Tag Heuer being Tag Heuer, their research was predominantly focused on developing ultra-precise high-speed chronographs to measure very short elapsed time intervals. In 2010 the brand introduced a concept watch, called the Carrera Pendulum, featuring the first escapement to work with magnetic regulation instead of the traditional hairspring, driving the balance wheel at low amplitude and high frequency (50 Hz.). In 2011, Tag Heuer released the Mikrogirder which featured a coupling blade and excitatory blade system working with a linear oscillator (versus a spiral shape in a classical hairspring) that vibrates isochronously at a very small angle. Unaffected by gravity, the system frequency has been pushed to an astonishing 1’000 Hz!

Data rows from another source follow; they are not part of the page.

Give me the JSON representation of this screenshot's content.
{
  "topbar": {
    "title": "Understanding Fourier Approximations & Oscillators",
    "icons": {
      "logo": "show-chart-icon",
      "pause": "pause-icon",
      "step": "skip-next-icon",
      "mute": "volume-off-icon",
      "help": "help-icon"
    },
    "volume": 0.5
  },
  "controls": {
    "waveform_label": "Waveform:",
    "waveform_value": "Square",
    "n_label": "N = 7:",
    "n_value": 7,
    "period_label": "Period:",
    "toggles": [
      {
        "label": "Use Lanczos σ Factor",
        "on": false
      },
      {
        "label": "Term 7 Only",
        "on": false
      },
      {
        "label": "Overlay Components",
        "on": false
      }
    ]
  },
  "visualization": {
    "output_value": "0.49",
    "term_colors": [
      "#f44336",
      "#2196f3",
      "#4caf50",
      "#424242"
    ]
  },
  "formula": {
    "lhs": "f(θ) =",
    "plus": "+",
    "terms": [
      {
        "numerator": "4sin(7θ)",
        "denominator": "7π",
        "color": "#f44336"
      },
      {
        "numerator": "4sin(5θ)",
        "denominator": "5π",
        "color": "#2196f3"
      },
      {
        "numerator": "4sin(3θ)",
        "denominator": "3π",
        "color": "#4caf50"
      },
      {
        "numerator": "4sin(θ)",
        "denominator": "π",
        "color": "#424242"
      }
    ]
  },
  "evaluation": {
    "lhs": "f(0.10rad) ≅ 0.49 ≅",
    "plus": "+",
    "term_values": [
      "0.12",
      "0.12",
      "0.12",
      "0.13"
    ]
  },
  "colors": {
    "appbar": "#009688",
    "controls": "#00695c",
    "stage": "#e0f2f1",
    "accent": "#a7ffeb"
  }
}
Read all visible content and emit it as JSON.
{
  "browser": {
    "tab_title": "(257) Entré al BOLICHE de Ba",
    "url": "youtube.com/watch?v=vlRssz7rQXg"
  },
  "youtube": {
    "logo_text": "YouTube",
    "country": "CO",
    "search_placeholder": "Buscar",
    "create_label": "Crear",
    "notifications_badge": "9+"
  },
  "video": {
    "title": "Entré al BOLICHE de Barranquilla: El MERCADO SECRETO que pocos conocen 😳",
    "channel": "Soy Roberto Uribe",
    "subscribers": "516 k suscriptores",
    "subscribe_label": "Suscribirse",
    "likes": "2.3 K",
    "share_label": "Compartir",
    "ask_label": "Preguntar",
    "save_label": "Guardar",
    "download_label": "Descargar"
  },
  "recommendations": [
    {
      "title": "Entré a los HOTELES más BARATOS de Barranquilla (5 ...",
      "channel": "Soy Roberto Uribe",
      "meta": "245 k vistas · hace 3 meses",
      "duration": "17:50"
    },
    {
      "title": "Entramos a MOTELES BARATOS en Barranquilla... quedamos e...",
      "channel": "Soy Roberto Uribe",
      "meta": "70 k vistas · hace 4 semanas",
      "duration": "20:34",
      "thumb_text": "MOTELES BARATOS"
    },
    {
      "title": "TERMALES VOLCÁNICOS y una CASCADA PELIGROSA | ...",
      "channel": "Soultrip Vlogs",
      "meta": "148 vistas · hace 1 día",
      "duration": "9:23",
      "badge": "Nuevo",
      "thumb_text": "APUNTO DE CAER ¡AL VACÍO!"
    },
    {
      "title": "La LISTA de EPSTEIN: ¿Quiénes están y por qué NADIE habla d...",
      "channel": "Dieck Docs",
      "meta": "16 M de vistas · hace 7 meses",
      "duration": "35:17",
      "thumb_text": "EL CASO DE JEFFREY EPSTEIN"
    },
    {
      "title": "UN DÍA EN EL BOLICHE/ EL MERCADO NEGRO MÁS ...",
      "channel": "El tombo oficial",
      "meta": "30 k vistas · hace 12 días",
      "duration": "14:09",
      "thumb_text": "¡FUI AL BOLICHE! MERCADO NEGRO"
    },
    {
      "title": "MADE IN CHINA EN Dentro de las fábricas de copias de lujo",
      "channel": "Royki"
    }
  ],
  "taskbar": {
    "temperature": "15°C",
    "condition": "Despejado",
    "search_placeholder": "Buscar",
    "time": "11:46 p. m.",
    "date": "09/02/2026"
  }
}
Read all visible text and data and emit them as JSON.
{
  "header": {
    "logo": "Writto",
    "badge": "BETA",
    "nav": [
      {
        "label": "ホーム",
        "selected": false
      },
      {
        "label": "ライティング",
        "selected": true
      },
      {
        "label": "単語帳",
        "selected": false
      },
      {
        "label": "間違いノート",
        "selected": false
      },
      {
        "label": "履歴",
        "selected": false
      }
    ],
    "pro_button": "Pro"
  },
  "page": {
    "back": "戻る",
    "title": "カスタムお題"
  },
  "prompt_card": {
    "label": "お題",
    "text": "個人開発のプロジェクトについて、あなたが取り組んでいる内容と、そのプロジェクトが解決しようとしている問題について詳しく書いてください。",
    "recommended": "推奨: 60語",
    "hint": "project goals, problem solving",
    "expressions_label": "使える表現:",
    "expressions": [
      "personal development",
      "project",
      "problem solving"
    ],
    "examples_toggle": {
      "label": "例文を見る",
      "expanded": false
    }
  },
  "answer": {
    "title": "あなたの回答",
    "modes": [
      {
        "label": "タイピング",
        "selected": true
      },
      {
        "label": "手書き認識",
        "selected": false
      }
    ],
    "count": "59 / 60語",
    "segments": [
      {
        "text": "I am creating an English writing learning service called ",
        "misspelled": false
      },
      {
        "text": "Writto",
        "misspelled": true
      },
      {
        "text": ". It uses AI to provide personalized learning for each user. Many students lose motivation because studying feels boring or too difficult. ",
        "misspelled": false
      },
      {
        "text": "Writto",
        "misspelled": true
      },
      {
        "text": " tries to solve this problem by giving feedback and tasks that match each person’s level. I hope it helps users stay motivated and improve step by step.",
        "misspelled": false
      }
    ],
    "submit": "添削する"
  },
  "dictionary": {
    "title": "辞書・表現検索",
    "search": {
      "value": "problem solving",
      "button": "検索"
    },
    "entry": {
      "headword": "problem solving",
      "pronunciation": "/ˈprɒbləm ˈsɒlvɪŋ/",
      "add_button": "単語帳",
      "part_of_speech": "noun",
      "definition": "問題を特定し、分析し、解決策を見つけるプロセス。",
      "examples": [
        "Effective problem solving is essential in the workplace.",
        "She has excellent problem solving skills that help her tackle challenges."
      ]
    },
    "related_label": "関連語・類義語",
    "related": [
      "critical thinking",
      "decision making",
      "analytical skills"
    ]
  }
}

TAG Heuer Mikrogirder Escapement
Late in 2011, De Bethune announced its research into developing its Résonique escapement with its awe-inspiring concept based on replacing the traditional oscillators with the opportunities offered by the resonance principles, opening the door to what could become the use of what up until now were unprecedented frequencies. In the system designed by Denis Flageollet, the wheel train powered by the mechanical power source is ended by a magnetic rotor. The rotor via permanent magnets makes the resonator vibrate. The rotors speed in turn synchronizes with the resonator’s natural frequency and drives the wheel train’s rotational speed without mechanical connection.
De Bethune Resonique escapement
Discrete or continuous time?
What if the manufactures changed their field of research to actually eliminating the escapement? The stop and go motion of this complex mechanism wastes a huge amount of energy, which explains the low efficiency of escapements. This is the path followed with Isospring, the name of a new oscillator, presented at the SSC (Société Suisse de Chronométrie) by a group of researchers from EPFL (Ecole Polytechnique Fédérale de Lausanne) lead by Professor Simon Heinen.
Inspired by the principles theory’s discovered by Sir Isaac Newton, the experimental concept is based on the elastic properties of matter to use a unidirectional, continuous oscillator with a constant time period. Speaking about the mechanisms with flexible guides to control the energy use, the EPFL team uses the metaphor of ‘an ancient sling in which you use a leather strap to make a stone turn in a circle. If you replace the strap with an elastic band, the stone will now move in an ellipse and its speed will no longer stay constant; on the other hand, its period will now become constant so it can be used to precisely measure time’. The next steps for the EPFL team will be to reduce the size of the first prototype to make this Copernican shift in a way to measure time and make it wearable.